Recovery Connections

John Schwary is CEO of Transitional Living Communities, an 850-bed recovery program he founded in Mesa, Arizona January 9, 1992, when he had a year sober. He's in his 28th year of recovery.

In these posts, he views life mostly through the lenses of recovery. While the blog is factual, he often disguises events and people to protect anonymity.

Wednesday, January 13, 2016

Adult Children

We get another call from a parent about a middle-aged son. She wonders if we can help him with his drug problem. She says she's no longer able to care for him.

And we tell her that of course we will. So she says she'll talk to him and see if he's willing - then get back to us.

This happens more than one would think. Parents at retirement age who are still caring for their children. Children whose handicap is addiction. Something that's treatable.

My advice is that it's okay to confront an addict. Many of them think the son or daughter will no longer love them. That they'll take the confrontation the wrong way. Then maybe not talk to them anymore.

But reality is that a parent gets little love from an addict. They're too busy taking care of their addiction to offer much more than lip service to anyone else.

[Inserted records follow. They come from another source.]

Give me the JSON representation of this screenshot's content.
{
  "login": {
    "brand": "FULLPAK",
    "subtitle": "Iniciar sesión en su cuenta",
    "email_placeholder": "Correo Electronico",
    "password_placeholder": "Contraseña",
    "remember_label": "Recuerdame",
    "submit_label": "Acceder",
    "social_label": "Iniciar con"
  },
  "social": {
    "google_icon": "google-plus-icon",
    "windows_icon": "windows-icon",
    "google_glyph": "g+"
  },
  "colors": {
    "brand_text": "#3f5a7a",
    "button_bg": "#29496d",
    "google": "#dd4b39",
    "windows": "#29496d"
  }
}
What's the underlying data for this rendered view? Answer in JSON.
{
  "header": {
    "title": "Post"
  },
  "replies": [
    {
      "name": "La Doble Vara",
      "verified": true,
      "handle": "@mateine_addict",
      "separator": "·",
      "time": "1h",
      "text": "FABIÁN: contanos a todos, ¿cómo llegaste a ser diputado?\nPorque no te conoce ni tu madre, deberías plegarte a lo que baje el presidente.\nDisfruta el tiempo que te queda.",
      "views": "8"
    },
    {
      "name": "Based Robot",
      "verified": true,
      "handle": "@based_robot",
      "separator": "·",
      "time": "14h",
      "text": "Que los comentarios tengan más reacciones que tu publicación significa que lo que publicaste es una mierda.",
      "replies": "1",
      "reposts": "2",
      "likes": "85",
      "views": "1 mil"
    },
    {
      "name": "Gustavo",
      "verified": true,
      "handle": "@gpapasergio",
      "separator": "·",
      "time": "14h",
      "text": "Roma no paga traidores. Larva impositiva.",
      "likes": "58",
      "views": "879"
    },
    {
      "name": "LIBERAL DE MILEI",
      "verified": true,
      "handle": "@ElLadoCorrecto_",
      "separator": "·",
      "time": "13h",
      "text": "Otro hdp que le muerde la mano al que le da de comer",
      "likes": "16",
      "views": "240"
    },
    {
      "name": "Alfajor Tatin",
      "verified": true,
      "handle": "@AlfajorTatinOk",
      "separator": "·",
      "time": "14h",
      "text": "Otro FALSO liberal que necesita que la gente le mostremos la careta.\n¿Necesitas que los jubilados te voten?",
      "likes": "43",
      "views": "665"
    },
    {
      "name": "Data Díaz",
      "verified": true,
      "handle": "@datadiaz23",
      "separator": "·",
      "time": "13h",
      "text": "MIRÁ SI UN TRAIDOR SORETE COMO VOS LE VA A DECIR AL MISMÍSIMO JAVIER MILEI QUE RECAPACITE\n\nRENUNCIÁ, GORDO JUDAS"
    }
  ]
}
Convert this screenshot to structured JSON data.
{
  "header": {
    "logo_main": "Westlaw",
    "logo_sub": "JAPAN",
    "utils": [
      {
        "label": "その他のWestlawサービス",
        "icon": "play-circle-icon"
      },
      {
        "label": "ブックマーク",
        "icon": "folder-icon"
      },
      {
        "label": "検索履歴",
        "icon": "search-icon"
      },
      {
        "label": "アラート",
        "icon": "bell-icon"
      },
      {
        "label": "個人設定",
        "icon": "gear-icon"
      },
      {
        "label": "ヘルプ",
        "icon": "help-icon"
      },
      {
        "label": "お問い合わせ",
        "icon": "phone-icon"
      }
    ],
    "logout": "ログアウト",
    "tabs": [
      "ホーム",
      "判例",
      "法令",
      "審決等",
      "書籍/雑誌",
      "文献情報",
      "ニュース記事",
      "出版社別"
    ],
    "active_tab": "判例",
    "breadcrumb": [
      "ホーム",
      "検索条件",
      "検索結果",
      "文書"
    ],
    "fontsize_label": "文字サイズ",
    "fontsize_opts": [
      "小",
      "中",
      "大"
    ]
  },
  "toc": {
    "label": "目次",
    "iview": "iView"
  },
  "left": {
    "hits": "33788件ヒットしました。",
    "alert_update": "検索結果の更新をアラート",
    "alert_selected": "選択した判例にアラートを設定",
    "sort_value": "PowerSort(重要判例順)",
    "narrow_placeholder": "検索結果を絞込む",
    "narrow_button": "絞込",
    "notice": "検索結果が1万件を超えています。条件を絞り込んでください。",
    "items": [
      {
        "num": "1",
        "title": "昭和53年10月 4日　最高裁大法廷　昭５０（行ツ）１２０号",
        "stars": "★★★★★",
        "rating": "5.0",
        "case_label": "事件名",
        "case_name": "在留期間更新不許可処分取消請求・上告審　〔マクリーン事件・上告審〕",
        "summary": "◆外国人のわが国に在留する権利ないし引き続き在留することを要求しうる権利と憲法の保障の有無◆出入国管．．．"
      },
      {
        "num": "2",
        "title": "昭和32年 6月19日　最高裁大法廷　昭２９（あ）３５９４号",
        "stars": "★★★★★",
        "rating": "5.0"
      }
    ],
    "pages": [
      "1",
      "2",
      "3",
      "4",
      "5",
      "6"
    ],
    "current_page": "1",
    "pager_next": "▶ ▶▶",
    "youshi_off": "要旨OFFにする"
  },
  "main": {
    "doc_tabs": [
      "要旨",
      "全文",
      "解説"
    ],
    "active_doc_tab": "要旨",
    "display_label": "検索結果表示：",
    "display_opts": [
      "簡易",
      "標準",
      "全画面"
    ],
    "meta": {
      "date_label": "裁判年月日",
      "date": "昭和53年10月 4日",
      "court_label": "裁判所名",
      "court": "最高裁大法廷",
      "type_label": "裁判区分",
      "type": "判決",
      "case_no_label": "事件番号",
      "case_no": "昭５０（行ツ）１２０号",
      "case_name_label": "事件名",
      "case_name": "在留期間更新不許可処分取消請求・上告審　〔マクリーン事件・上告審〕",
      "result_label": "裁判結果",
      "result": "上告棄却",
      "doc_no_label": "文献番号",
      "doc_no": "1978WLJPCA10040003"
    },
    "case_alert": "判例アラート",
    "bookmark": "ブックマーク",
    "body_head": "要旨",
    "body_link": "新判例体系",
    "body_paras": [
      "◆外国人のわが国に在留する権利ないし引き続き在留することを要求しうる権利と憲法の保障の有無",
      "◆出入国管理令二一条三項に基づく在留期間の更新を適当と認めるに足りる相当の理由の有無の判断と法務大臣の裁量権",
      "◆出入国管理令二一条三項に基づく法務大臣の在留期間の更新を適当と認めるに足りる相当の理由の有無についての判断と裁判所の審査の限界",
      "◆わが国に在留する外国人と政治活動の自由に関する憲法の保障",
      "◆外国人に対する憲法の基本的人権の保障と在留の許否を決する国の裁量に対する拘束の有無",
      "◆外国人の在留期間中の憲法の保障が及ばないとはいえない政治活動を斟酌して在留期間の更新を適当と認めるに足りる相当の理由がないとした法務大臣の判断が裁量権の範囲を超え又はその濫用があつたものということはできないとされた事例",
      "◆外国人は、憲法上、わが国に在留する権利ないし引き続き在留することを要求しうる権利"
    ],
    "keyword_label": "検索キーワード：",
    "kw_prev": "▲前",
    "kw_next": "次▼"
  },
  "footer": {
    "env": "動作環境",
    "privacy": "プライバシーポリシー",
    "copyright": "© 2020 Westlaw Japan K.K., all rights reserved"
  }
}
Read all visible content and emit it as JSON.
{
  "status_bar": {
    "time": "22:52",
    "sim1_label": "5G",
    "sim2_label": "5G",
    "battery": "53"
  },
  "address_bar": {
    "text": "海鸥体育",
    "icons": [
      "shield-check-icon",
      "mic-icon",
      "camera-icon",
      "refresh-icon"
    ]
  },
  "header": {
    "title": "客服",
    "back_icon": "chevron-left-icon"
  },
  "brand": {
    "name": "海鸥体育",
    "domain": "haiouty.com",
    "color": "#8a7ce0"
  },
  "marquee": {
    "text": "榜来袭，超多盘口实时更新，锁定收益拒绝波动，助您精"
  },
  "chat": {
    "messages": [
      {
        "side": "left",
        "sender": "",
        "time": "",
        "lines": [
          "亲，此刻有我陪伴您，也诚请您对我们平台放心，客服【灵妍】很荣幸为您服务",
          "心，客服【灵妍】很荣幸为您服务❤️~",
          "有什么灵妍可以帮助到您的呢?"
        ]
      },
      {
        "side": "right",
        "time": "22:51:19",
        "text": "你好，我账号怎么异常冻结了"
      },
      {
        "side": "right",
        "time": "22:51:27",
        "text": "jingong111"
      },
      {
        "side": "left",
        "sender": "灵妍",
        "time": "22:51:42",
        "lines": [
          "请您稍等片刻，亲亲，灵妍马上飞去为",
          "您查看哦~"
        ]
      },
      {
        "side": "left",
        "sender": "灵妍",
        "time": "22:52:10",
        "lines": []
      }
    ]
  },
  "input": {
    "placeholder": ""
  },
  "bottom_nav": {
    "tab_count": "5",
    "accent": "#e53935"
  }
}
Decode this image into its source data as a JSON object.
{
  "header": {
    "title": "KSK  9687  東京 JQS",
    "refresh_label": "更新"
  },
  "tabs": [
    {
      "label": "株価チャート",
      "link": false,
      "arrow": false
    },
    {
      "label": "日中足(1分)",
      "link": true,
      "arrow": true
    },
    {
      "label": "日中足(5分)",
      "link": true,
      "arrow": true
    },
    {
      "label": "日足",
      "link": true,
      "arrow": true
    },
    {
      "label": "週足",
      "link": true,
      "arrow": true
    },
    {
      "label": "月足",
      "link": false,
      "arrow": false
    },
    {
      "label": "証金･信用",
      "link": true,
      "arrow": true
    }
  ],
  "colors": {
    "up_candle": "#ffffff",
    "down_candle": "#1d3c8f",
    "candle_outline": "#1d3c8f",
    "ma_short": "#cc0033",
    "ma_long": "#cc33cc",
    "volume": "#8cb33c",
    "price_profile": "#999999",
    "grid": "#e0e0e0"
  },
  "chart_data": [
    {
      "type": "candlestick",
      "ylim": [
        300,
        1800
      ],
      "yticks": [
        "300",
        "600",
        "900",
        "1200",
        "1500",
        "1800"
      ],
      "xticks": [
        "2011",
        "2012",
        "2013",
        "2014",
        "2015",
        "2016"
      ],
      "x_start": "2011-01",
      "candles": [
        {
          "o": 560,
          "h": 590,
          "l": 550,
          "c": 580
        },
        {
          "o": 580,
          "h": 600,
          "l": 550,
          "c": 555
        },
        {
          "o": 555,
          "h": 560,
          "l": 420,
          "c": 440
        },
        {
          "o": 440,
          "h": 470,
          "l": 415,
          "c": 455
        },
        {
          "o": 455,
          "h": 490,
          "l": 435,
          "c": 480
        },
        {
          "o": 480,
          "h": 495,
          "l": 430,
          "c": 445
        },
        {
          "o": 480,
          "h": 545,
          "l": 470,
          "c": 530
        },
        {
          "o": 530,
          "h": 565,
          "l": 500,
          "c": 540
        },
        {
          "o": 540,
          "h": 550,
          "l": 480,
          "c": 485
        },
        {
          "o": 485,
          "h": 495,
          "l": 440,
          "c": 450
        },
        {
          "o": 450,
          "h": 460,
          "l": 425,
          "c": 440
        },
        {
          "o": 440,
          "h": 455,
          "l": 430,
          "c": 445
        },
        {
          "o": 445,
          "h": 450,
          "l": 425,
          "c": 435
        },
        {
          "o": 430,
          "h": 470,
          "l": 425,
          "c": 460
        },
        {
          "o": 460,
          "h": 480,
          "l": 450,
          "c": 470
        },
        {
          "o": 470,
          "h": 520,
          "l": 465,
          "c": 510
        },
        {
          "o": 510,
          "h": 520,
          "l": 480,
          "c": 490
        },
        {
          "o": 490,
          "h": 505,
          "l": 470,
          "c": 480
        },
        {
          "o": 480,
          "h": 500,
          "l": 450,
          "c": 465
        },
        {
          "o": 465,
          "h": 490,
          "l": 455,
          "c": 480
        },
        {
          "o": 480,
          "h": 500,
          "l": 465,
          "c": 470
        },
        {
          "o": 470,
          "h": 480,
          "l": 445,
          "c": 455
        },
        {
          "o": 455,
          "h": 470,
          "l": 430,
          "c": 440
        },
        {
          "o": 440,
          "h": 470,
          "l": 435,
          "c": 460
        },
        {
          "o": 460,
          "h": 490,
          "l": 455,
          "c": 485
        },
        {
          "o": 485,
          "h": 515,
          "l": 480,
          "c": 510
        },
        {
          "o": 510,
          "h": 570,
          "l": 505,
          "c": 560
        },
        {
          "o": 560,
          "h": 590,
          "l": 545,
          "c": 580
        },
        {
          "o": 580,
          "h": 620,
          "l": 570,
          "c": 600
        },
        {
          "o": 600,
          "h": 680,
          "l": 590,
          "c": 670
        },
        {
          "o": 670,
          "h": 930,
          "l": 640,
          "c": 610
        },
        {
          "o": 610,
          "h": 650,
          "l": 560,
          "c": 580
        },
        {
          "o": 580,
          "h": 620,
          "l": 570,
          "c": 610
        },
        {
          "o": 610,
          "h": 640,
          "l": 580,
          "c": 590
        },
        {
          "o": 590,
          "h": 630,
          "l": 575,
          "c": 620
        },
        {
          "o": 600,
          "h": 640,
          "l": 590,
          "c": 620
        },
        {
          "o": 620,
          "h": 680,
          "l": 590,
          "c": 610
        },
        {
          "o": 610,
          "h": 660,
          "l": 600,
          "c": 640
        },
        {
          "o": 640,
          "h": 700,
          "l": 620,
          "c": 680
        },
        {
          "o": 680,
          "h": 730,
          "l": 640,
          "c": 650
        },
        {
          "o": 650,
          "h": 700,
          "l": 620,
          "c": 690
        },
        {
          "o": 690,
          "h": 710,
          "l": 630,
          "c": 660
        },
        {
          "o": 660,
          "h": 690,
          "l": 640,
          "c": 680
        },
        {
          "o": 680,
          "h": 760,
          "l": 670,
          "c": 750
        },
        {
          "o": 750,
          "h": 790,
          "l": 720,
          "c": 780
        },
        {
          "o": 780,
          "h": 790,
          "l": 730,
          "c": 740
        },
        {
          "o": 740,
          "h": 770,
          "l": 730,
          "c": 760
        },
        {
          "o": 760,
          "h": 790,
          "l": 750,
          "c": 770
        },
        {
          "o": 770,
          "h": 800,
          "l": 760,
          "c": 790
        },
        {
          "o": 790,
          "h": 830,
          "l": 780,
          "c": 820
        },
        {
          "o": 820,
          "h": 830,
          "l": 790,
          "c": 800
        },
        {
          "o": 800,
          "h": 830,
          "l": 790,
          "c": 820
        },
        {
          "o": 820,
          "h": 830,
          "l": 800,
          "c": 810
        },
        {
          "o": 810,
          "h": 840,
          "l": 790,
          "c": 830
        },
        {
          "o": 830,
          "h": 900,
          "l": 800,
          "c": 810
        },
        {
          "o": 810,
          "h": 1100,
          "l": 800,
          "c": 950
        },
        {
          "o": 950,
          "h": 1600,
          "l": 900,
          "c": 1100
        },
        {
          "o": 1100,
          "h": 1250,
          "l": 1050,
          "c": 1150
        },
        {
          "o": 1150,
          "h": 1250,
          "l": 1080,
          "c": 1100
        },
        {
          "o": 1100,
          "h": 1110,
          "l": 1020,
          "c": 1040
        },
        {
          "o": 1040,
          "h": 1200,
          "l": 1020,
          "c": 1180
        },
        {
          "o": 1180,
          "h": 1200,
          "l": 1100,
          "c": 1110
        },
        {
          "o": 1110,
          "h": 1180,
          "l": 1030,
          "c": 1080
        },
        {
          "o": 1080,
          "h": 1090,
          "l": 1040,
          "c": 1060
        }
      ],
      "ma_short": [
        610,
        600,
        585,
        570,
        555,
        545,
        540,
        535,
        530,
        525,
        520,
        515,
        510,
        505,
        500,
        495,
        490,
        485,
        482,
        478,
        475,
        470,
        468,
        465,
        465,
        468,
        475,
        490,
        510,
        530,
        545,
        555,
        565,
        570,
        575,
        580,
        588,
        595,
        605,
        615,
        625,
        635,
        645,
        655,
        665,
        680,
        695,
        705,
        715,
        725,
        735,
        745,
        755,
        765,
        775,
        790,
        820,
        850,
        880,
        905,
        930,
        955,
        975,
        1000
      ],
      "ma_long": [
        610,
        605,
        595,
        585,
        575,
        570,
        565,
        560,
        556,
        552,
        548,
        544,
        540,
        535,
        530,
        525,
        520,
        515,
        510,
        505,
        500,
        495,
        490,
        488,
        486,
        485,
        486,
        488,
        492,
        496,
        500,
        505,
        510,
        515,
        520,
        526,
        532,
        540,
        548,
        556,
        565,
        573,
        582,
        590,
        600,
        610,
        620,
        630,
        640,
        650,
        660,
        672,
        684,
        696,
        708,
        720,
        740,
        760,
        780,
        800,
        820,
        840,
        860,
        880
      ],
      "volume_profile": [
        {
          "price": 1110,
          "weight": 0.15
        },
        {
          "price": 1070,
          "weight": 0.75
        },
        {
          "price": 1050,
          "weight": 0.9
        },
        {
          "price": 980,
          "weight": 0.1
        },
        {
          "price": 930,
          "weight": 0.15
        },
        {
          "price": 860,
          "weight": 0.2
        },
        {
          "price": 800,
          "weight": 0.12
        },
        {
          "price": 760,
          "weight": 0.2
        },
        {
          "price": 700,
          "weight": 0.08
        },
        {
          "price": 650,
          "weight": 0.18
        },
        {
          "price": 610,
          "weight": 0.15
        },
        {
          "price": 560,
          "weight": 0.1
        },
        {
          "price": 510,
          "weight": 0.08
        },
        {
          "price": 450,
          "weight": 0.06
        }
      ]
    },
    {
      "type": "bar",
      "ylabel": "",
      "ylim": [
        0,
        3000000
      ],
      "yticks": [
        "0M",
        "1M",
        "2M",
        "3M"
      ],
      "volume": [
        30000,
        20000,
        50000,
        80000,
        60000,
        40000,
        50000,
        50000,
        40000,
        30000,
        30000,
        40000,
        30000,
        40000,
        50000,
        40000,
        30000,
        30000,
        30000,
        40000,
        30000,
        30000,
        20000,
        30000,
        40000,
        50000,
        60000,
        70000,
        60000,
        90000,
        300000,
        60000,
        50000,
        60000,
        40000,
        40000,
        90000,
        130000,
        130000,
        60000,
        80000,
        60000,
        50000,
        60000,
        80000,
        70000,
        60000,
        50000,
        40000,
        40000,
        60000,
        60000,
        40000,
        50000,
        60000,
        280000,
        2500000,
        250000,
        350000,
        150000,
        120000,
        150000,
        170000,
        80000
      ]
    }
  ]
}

My experience is that when parents tell an adult child to get clean or go somewhere else, the problem is solved.

Sure, there might be sore feelings for a while. But an addict who has no one to care for him has a couple of choices: homelessness or recovery.

And if he makes the right choice his whole world could change.